### Assigned task
Search the entries for the word "text". Copy each line in which it is found.
----- Data excerpts -----
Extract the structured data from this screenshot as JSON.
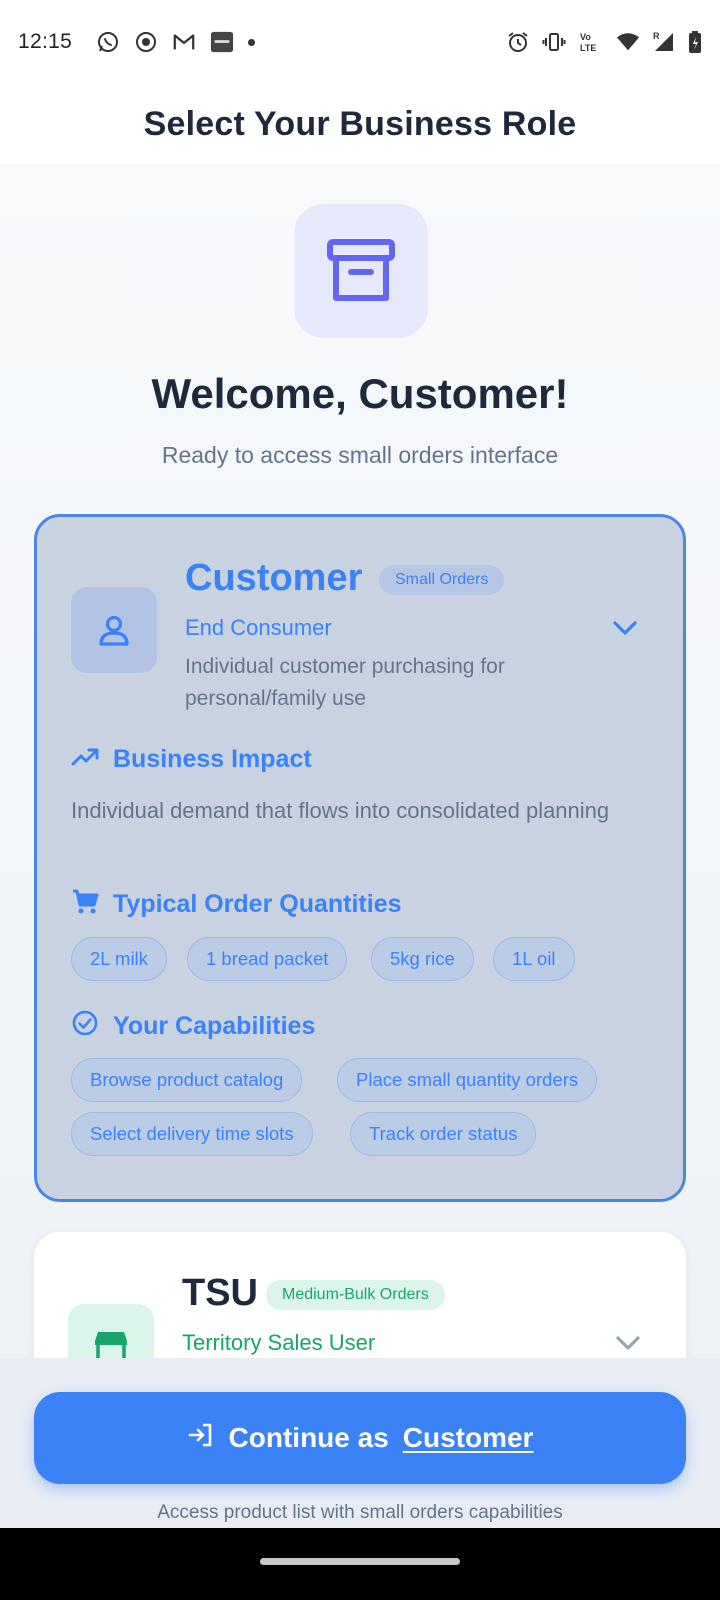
{
  "status_bar": {
    "time": "12:15",
    "left_icons": [
      "whatsapp-icon",
      "record-icon",
      "gmail-icon",
      "paytm-icon",
      "dot-icon"
    ],
    "right_icons": [
      "alarm-icon",
      "vibrate-icon",
      "volte-icon",
      "wifi-icon",
      "signal-icon",
      "battery-icon"
    ],
    "network_label": "Vo LTE",
    "roaming_label": "R"
  },
  "header": {
    "title": "Select Your Business Role"
  },
  "hero": {
    "icon": "archive-box-icon",
    "welcome": "Welcome, Customer!",
    "subtitle": "Ready to access small orders interface"
  },
  "customer_card": {
    "icon": "user-icon",
    "title": "Customer",
    "badge": "Small Orders",
    "subtitle": "End Consumer",
    "description": "Individual customer purchasing for personal/family use",
    "business_impact": {
      "heading": "Business Impact",
      "icon": "trending-up-icon",
      "text": "Individual demand that flows into consolidated planning"
    },
    "typical_quantities": {
      "heading": "Typical Order Quantities",
      "icon": "cart-icon",
      "items": [
        "2L milk",
        "1 bread packet",
        "5kg rice",
        "1L oil"
      ]
    },
    "capabilities": {
      "heading": "Your Capabilities",
      "icon": "check-circle-icon",
      "items": [
        "Browse product catalog",
        "Place small quantity orders",
        "Select delivery time slots",
        "Track order status"
      ]
    },
    "selected": true,
    "accent_color": "#3b82f6"
  },
  "tsu_card": {
    "icon": "store-icon",
    "title": "TSU",
    "badge": "Medium-Bulk Orders",
    "subtitle": "Territory Sales User",
    "accent_color": "#16a56a"
  },
  "footer": {
    "button_prefix": "Continue as",
    "button_role": "Customer",
    "button_icon": "login-icon",
    "note": "Access product list with small orders capabilities"
  }
}
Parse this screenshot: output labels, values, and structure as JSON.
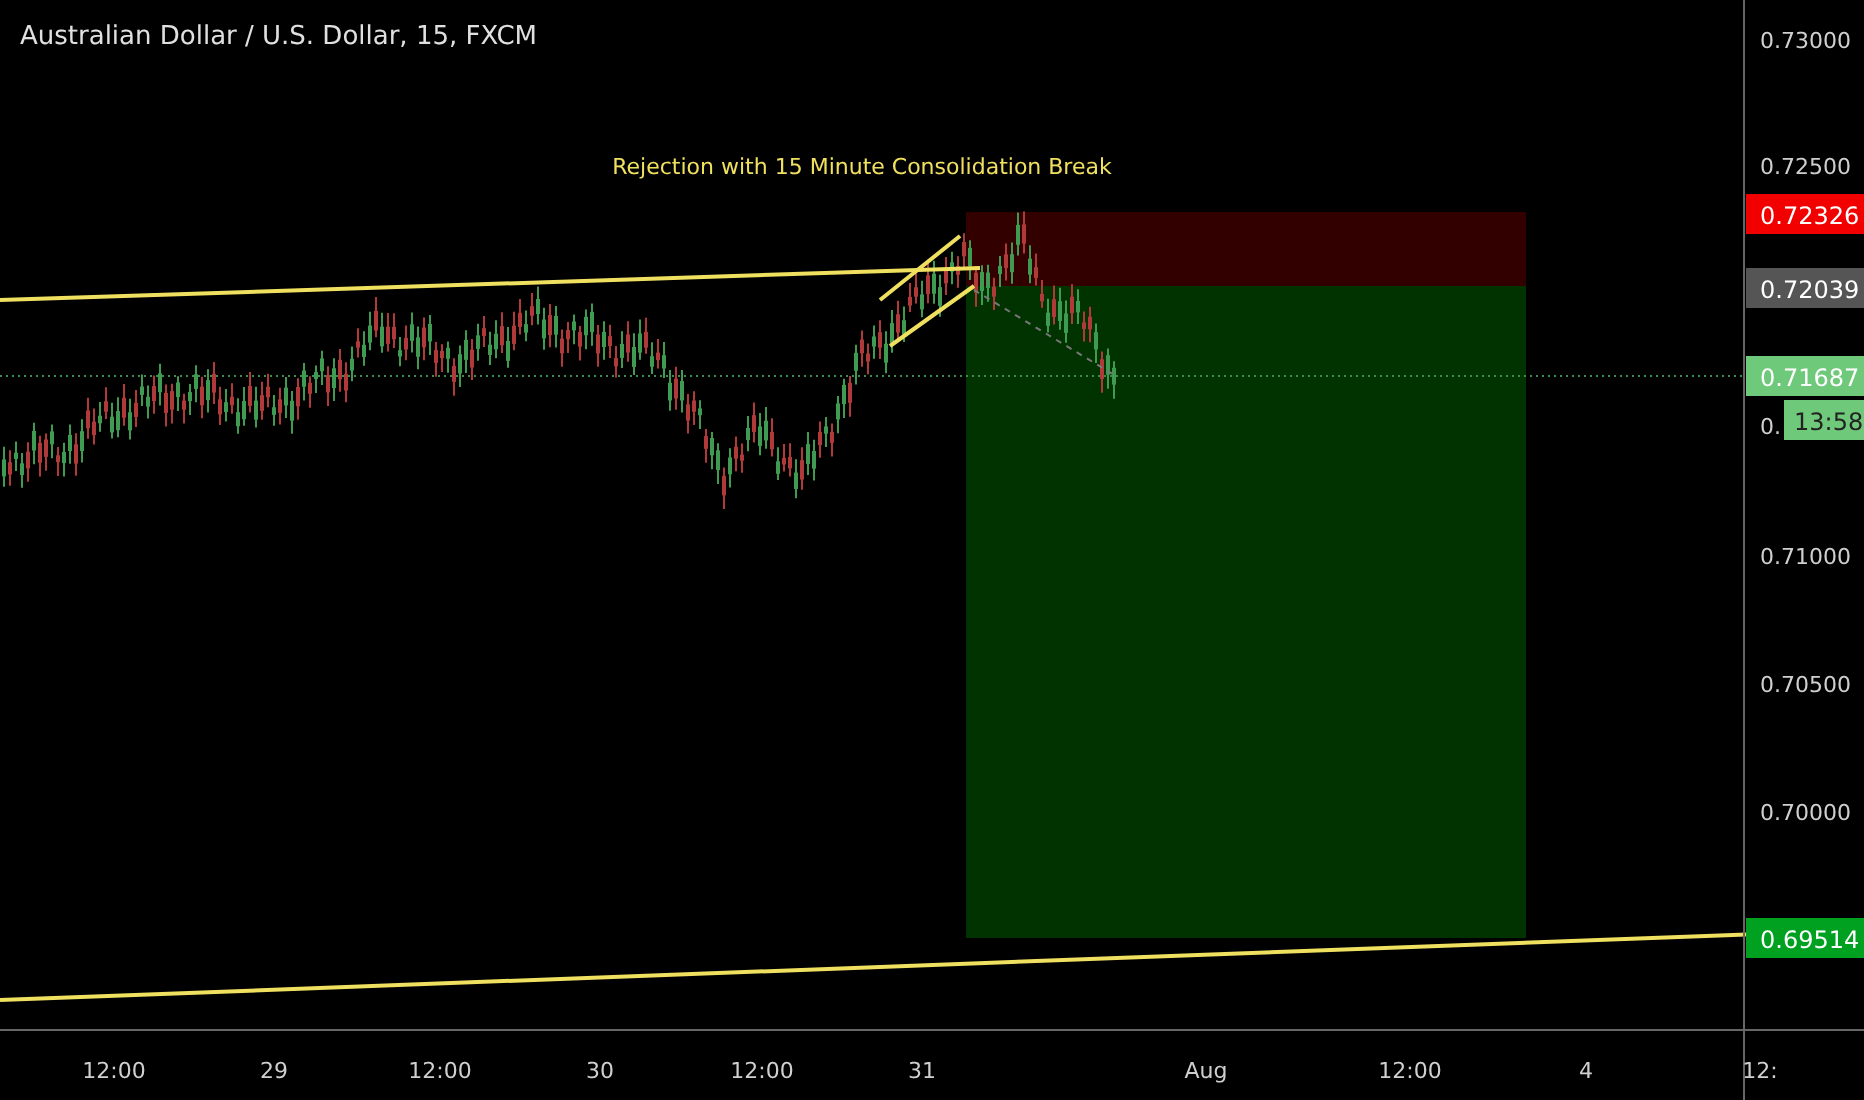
{
  "chart": {
    "title": "Australian Dollar / U.S. Dollar, 15, FXCM",
    "annotation": "Rejection with 15 Minute Consolidation Break"
  },
  "price_axis": {
    "labels": [
      "0.73000",
      "0.72500",
      "0.",
      "0.71000",
      "0.70500",
      "0.70000"
    ]
  },
  "price_tags": [
    {
      "text": "0.72326",
      "color": "#f20000"
    },
    {
      "text": "0.72039",
      "color": "#555555"
    },
    {
      "text": "0.71687",
      "color": "#6fc97a"
    },
    {
      "text": "0.69514",
      "color": "#00a020"
    }
  ],
  "countdown": "13:58",
  "time_axis": {
    "labels": [
      "12:00",
      "29",
      "12:00",
      "30",
      "12:00",
      "31",
      "Aug",
      "12:00",
      "4",
      "12:"
    ]
  }
}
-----
### Result below
      "text": "Individual demand that flows into consolidated planning"
      "text": "0.72326",
      "text": "0.72039",
      "text": "0.71687",
      "text": "0.69514",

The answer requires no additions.